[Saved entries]

*** Block opens ***

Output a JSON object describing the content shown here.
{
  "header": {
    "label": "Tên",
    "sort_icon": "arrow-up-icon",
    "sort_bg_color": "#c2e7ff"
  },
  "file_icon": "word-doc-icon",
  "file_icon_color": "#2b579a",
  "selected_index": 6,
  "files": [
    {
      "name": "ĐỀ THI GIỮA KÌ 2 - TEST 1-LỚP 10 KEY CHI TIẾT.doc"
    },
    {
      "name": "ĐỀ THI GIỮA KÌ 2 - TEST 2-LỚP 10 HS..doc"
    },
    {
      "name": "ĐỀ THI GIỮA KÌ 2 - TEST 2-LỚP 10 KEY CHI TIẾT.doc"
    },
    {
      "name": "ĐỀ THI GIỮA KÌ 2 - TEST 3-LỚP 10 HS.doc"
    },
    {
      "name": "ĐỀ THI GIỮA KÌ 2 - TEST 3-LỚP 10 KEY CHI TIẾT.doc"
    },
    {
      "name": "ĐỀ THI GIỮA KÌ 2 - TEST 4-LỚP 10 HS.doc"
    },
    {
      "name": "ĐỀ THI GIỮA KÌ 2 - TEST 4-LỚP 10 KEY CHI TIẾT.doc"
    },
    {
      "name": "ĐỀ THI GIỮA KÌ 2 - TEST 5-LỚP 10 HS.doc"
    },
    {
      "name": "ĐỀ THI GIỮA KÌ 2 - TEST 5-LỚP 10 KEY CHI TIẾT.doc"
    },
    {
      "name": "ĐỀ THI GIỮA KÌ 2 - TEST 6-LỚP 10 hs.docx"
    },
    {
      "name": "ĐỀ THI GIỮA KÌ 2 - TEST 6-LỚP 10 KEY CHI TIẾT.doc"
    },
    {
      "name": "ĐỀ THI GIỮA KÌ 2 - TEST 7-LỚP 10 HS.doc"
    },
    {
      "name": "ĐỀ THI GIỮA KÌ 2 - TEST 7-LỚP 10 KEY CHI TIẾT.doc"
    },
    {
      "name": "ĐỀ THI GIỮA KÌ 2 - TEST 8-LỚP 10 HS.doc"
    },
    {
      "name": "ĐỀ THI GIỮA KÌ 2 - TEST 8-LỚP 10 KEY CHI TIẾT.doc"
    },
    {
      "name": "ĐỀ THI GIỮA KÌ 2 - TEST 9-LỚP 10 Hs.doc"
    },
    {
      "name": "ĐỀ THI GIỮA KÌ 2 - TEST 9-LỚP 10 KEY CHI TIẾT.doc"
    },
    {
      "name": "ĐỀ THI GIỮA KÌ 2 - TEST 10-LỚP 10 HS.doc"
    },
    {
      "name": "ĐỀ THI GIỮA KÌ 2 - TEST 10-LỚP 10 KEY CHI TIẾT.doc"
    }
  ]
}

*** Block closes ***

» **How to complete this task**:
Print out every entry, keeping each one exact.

» **Response to this exercise**:
Output a JSON object describing the content shown here.
{
  "header": {
    "label": "Tên",
    "sort_icon": "arrow-up-icon",
    "sort_bg_color": "#c2e7ff"
  },
  "file_icon": "word-doc-icon",
  "file_icon_color": "#2b579a",
  "selected_index": 6,
  "files": [
    {
      "name": "ĐỀ THI GIỮA KÌ 2 - TEST 1-LỚP 10 KEY CHI TIẾT.doc"
    },
    {
      "name": "ĐỀ THI GIỮA KÌ 2 - TEST 2-LỚP 10 HS..doc"
    },
    {
      "name": "ĐỀ THI GIỮA KÌ 2 - TEST 2-LỚP 10 KEY CHI TIẾT.doc"
    },
    {
      "name": "ĐỀ THI GIỮA KÌ 2 - TEST 3-LỚP 10 HS.doc"
    },
    {
      "name": "ĐỀ THI GIỮA KÌ 2 - TEST 3-LỚP 10 KEY CHI TIẾT.doc"
    },
    {
      "name": "ĐỀ THI GIỮA KÌ 2 - TEST 4-LỚP 10 HS.doc"
    },
    {
      "name": "ĐỀ THI GIỮA KÌ 2 - TEST 4-LỚP 10 KEY CHI TIẾT.doc"
    },
    {
      "name": "ĐỀ THI GIỮA KÌ 2 - TEST 5-LỚP 10 HS.doc"
    },
    {
      "name": "ĐỀ THI GIỮA KÌ 2 - TEST 5-LỚP 10 KEY CHI TIẾT.doc"
    },
    {
      "name": "ĐỀ THI GIỮA KÌ 2 - TEST 6-LỚP 10 hs.docx"
    },
    {
      "name": "ĐỀ THI GIỮA KÌ 2 - TEST 6-LỚP 10 KEY CHI TIẾT.doc"
    },
    {
      "name": "ĐỀ THI GIỮA KÌ 2 - TEST 7-LỚP 10 HS.doc"
    },
    {
      "name": "ĐỀ THI GIỮA KÌ 2 - TEST 7-LỚP 10 KEY CHI TIẾT.doc"
    },
    {
      "name": "ĐỀ THI GIỮA KÌ 2 - TEST 8-LỚP 10 HS.doc"
    },
    {
      "name": "ĐỀ THI GIỮA KÌ 2 - TEST 8-LỚP 10 KEY CHI TIẾT.doc"
    },
    {
      "name": "ĐỀ THI GIỮA KÌ 2 - TEST 9-LỚP 10 Hs.doc"
    },
    {
      "name": "ĐỀ THI GIỮA KÌ 2 - TEST 9-LỚP 10 KEY CHI TIẾT.doc"
    },
    {
      "name": "ĐỀ THI GIỮA KÌ 2 - TEST 10-LỚP 10 HS.doc"
    },
    {
      "name": "ĐỀ THI GIỮA KÌ 2 - TEST 10-LỚP 10 KEY CHI TIẾT.doc"
    }
  ]
}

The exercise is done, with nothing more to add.